Wondrous, matchless grace! We cannot for a moment look outside the grace of God for any motive or reason why He should ever have noticed us, still less had respect unto such ungodly wretches. The first moving cause, then, that inclined God to show mercy to His people in their undone and lost condition, was His own wondrous grace—unsought, uninfluenced, unmerited by us. He might justly have left us all obnoxious to the curse of His Law, without providing any Surety for us, as He did the fallen angels; but such was His grace toward us that “He spared not His own Son.”
“Not by works of righteousness which we have done, but according to His mercy He saved us, by the washing of regeneration, and renewing of the Holy Ghost; Which He shed on us abundantly through Jesus Christ our Saviour; That being justified by His grace, we should be made heirs according to the hope of eternal life” (Titus 3:5–7). It was His own sovereign favour and good will which actuated God to form this wondrous scheme and method of justification.
Against what has been said above, it has been objected by Socinians and their echoists that this cannot be: if the believing sinner is justified upon the grounds of a full satisfaction having been made to God for him by a surety, then his discharge from condemnation and his reception into God’s judicial favour must be an act of pure justice, and therefore could not be by grace. Or, if it be purely an act of Divine grace, then no surety can have obeyed the law in the believer’s stead. But this is to confound two distinct things: the relation of God to Christ the Surety, and the relation of God to me the sinner.
It was grace which transferred my sins to Christ; it was justice which smote Christ on account of those sins. It was grace which appointed me unto everlasting bliss; it is justice to Christ which requires I shall enjoy that which He purchased for me. Toward the sinner justification is an act of free unmerited favour; but toward Christ, as a sinner’s Surety, it is an act of justice that eternal life should be bestowed upon those for whom His meritorious satisfaction was made.

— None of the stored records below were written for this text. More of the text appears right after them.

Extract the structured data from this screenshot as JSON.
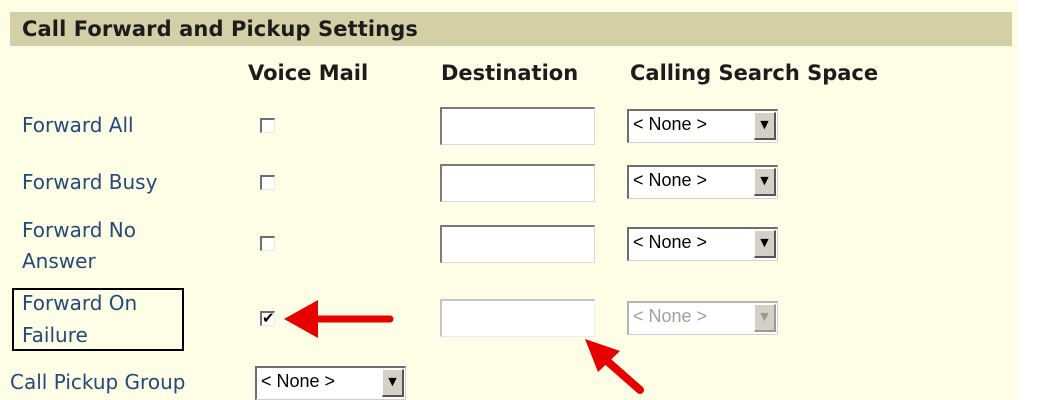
{
  "section": {
    "title": "Call Forward and Pickup Settings"
  },
  "columns": {
    "voice_mail": "Voice Mail",
    "destination": "Destination",
    "calling_search_space": "Calling Search Space"
  },
  "rows": [
    {
      "label": "Forward All",
      "voice_mail_checked": false,
      "destination_value": "",
      "css_selected": "< None >",
      "disabled": false
    },
    {
      "label": "Forward Busy",
      "voice_mail_checked": false,
      "destination_value": "",
      "css_selected": "< None >",
      "disabled": false
    },
    {
      "label_line1": "Forward No",
      "label_line2": "Answer",
      "voice_mail_checked": false,
      "destination_value": "",
      "css_selected": "< None >",
      "disabled": false
    },
    {
      "label_line1": "Forward On",
      "label_line2": "Failure",
      "voice_mail_checked": true,
      "destination_value": "",
      "css_selected": "< None >",
      "disabled": true
    }
  ],
  "pickup": {
    "label": "Call Pickup Group",
    "selected": "< None >"
  },
  "checkbox_mark": "✔",
  "dropdown_arrow": "▼",
  "colors": {
    "panel_background": "#fefde6",
    "header_background": "#d3cfa6",
    "label_text": "#244a7a",
    "annotation_arrow": "#e60000"
  }
}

First, it was pure grace that God was willing to accept satisfaction from the hands of a surety. He might have exacted the debt from us in our own persons, and then our condition had been equally miserable as that of the fallen angels, for whom no mediator was provided. Second, it was wondrous grace that God Himself provided a Surety for us, which we could not have done. The only creatures who are capable of performing perfect obedience are the holy angels, yet none of them could have assumed and met our obligations, for they are not akin to us, possessing not human nature, and therefore incapable of dying.
Even had an angel became incarnate, his obedience to the law could not have availed for the whole of God’s elect, for it would not have possessed infinite value. None but a Divine person taking human nature into union with Himself could present unto God a satisfaction adequate for the redemption of His people. And it was impossible for men to have found out that Mediator and Surety: it must have its first rise in God, and not from us: it was He that “found” a ransom (Job 33:24) and laid help upon One that is “mighty” (Psa. 89:19).

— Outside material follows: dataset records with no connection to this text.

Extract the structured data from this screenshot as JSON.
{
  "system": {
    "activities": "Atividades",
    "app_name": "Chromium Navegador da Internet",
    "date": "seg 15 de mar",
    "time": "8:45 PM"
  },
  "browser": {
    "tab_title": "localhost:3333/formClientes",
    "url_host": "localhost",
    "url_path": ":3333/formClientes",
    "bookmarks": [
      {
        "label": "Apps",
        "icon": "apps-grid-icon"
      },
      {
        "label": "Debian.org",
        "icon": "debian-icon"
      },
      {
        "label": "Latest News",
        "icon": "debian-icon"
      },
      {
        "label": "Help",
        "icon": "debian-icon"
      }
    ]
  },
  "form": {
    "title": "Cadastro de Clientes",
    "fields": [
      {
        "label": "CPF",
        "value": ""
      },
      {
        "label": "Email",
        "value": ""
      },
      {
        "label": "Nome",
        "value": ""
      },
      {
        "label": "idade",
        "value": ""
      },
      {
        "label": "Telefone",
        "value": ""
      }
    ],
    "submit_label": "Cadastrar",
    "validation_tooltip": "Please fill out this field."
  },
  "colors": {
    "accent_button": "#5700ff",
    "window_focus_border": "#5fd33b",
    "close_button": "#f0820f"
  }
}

In the last place, it was amazing grace that the Son was willing to perform such a work for us, without whose consent the justice of God could not have exacted the debt from Him. And His grace is the most eminent in that He knew beforehand all the unspeakable humiliation and unparalleled suffering which He would encounter in the discharge of this work, yet that did not deter Him; nor was He unapprised (or without knowledge) of the character of those for whom He did it—the guilty, the ungodly, the hell-deserving; yet He shrank not back.

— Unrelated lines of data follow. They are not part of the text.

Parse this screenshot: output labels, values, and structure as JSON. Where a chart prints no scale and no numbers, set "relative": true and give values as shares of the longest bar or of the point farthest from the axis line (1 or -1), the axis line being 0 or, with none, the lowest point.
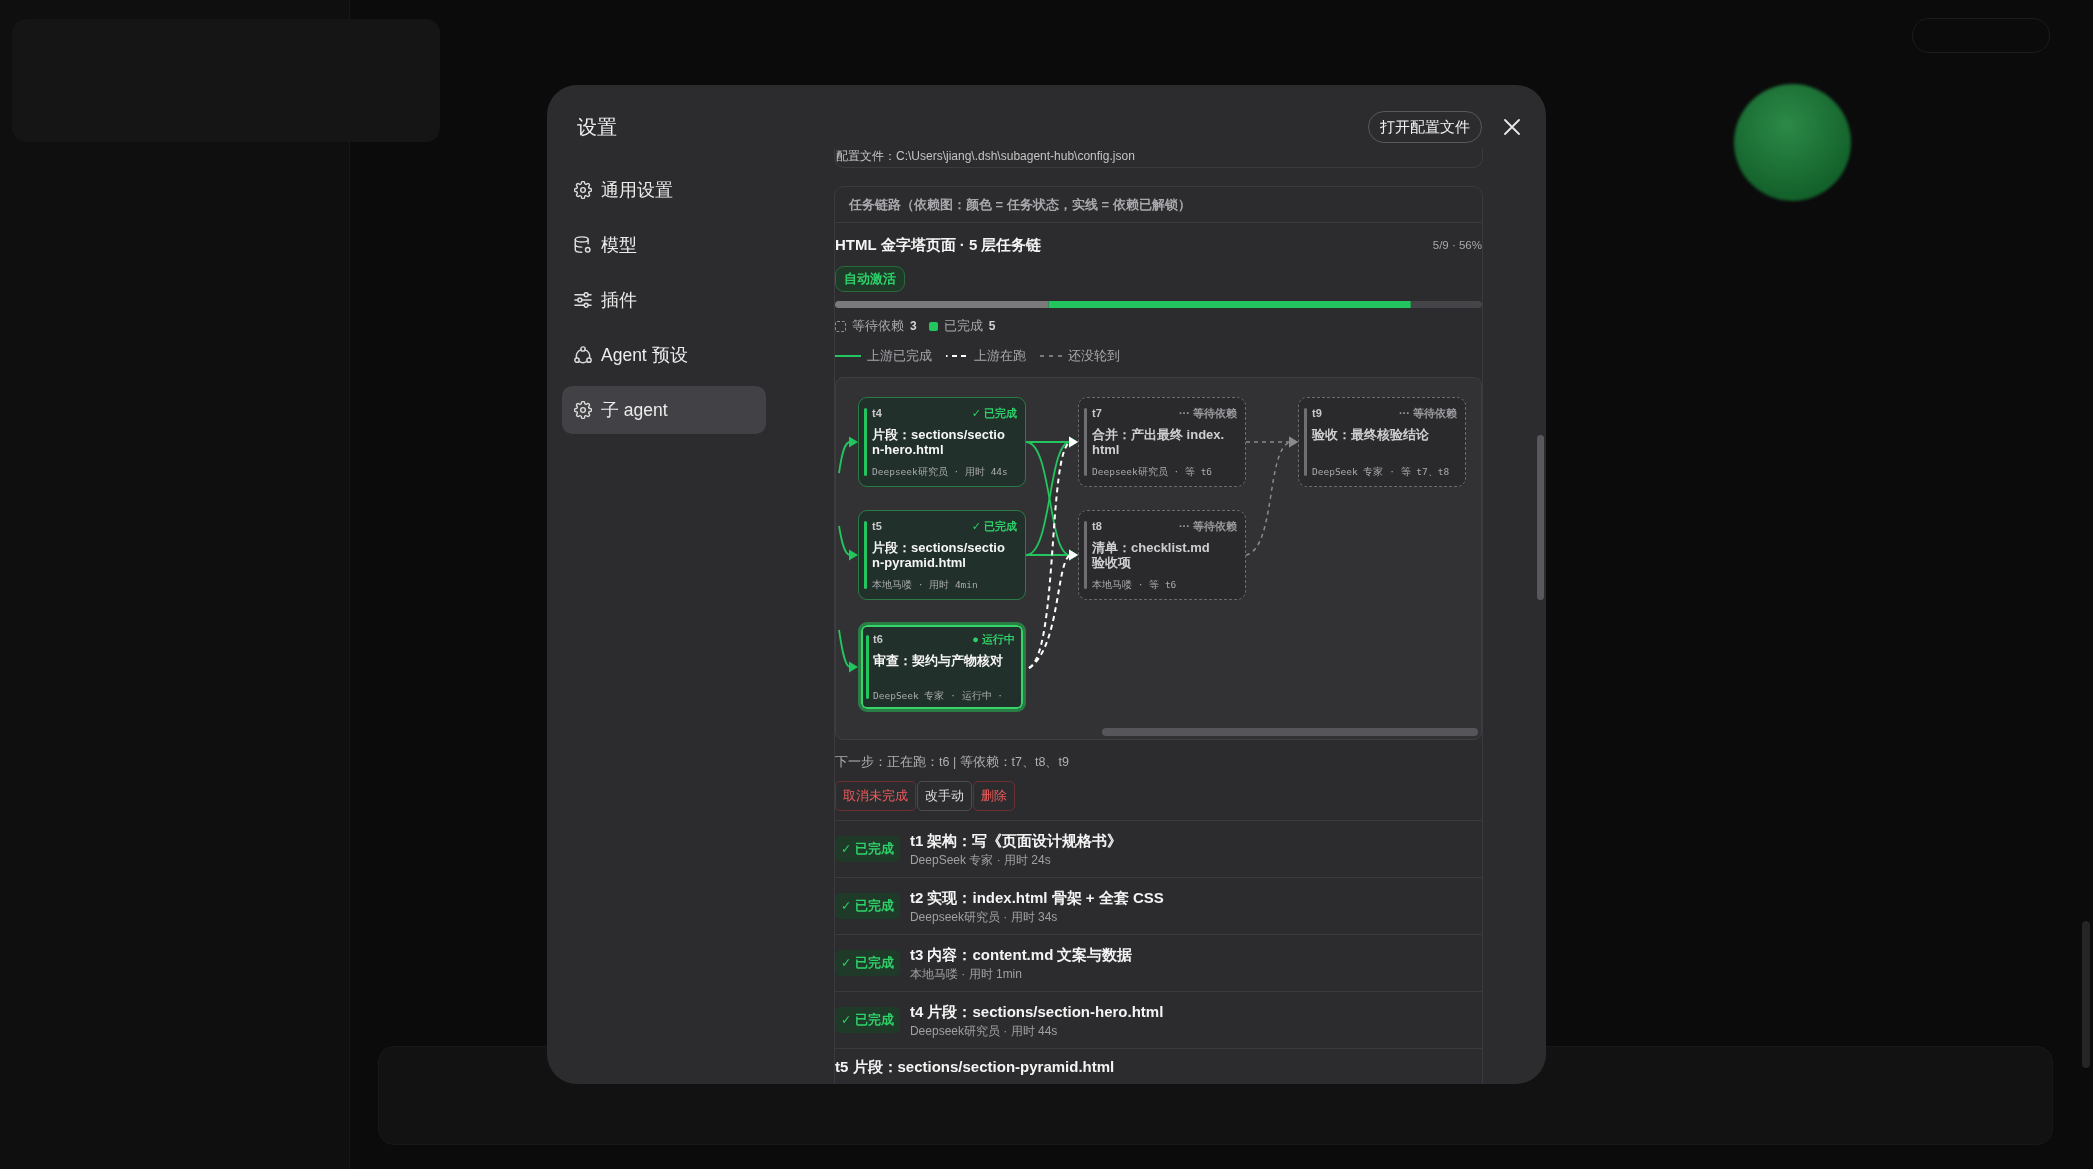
{
  "dialog": {
    "title": "设置",
    "open_config_button": "打开配置文件"
  },
  "sidebar": {
    "items": [
      {
        "label": "通用设置",
        "selected": false
      },
      {
        "label": "模型",
        "selected": false
      },
      {
        "label": "插件",
        "selected": false
      },
      {
        "label": "Agent 预设",
        "selected": false
      },
      {
        "label": "子 agent",
        "selected": true
      }
    ]
  },
  "config_file": "配置文件：C:\\Users\\jiang\\.dsh\\subagent-hub\\config.json",
  "task_chain": {
    "header": "任务链路（依赖图：颜色 = 任务状态，实线 = 依赖已解锁）",
    "title": "HTML 金字塔页面 · 5 层任务链",
    "progress_text": "5/9 · 56%",
    "badge": "自动激活",
    "progress_bar": {
      "chart_data": {
        "type": "bar",
        "orientation": "horizontal",
        "stacked": true,
        "relative": true,
        "series": [
          {
            "color": "#7a7a7a",
            "values": [
              0.33
            ]
          },
          {
            "color": "#22c55e",
            "values": [
              0.56
            ]
          },
          {
            "color": "#454549",
            "values": [
              0.11
            ]
          }
        ]
      }
    },
    "status_legend": [
      {
        "kind": "waiting",
        "label": "等待依赖",
        "count": "3"
      },
      {
        "kind": "done",
        "label": "已完成",
        "count": "5"
      }
    ],
    "line_legend": [
      {
        "kind": "done",
        "label": "上游已完成"
      },
      {
        "kind": "running",
        "label": "上游在跑"
      },
      {
        "kind": "waiting",
        "label": "还没轮到"
      }
    ],
    "graph": {
      "nodes": [
        {
          "id": "t4",
          "kind": "done",
          "status_label": "✓ 已完成",
          "title": "片段：sections/section-hero.html",
          "meta": "Deepseek研究员 · 用时 44s"
        },
        {
          "id": "t5",
          "kind": "done",
          "status_label": "✓ 已完成",
          "title": "片段：sections/section-pyramid.html",
          "meta": "本地马喽 · 用时 4min"
        },
        {
          "id": "t6",
          "kind": "running",
          "status_label": "● 运行中",
          "title": "审查：契约与产物核对",
          "meta": "DeepSeek 专家 · 运行中 ·"
        },
        {
          "id": "t7",
          "kind": "waiting",
          "status_label": "··· 等待依赖",
          "title": "合并：产出最终 index.html",
          "meta": "Deepseek研究员 · 等 t6"
        },
        {
          "id": "t8",
          "kind": "waiting",
          "status_label": "··· 等待依赖",
          "title": "清单：checklist.md 验收项",
          "meta": "本地马喽 · 等 t6"
        },
        {
          "id": "t9",
          "kind": "waiting",
          "status_label": "··· 等待依赖",
          "title": "验收：最终核验结论",
          "meta": "DeepSeek 专家 · 等 t7、t8"
        }
      ],
      "edges": [
        {
          "kind": "done"
        },
        {
          "kind": "done"
        },
        {
          "kind": "done"
        },
        {
          "kind": "done"
        },
        {
          "kind": "running"
        },
        {
          "kind": "running"
        },
        {
          "kind": "waiting"
        },
        {
          "kind": "waiting"
        },
        {
          "kind": "done"
        },
        {
          "kind": "done"
        },
        {
          "kind": "done"
        }
      ]
    },
    "next_step": "下一步：正在跑：t6 | 等依赖：t7、t8、t9",
    "actions": [
      {
        "label": "取消未完成",
        "kind": "danger"
      },
      {
        "label": "改手动",
        "kind": "neutral"
      },
      {
        "label": "删除",
        "kind": "danger"
      }
    ],
    "tasks": [
      {
        "kind": "done",
        "badge": "✓ 已完成",
        "title": "t1 架构：写《页面设计规格书》",
        "meta": "DeepSeek 专家 · 用时 24s"
      },
      {
        "kind": "done",
        "badge": "✓ 已完成",
        "title": "t2 实现：index.html 骨架 + 全套 CSS",
        "meta": "Deepseek研究员 · 用时 34s"
      },
      {
        "kind": "done",
        "badge": "✓ 已完成",
        "title": "t3 内容：content.md 文案与数据",
        "meta": "本地马喽 · 用时 1min"
      },
      {
        "kind": "done",
        "badge": "✓ 已完成",
        "title": "t4 片段：sections/section-hero.html",
        "meta": "Deepseek研究员 · 用时 44s"
      },
      {
        "title": "t5 片段：sections/section-pyramid.html"
      }
    ]
  }
}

“O to grace how great a debtor,
Daily I’m constrained to be!
Let Thy grace, Lord, like a fetter,
Bind my wandering heart to Thee.”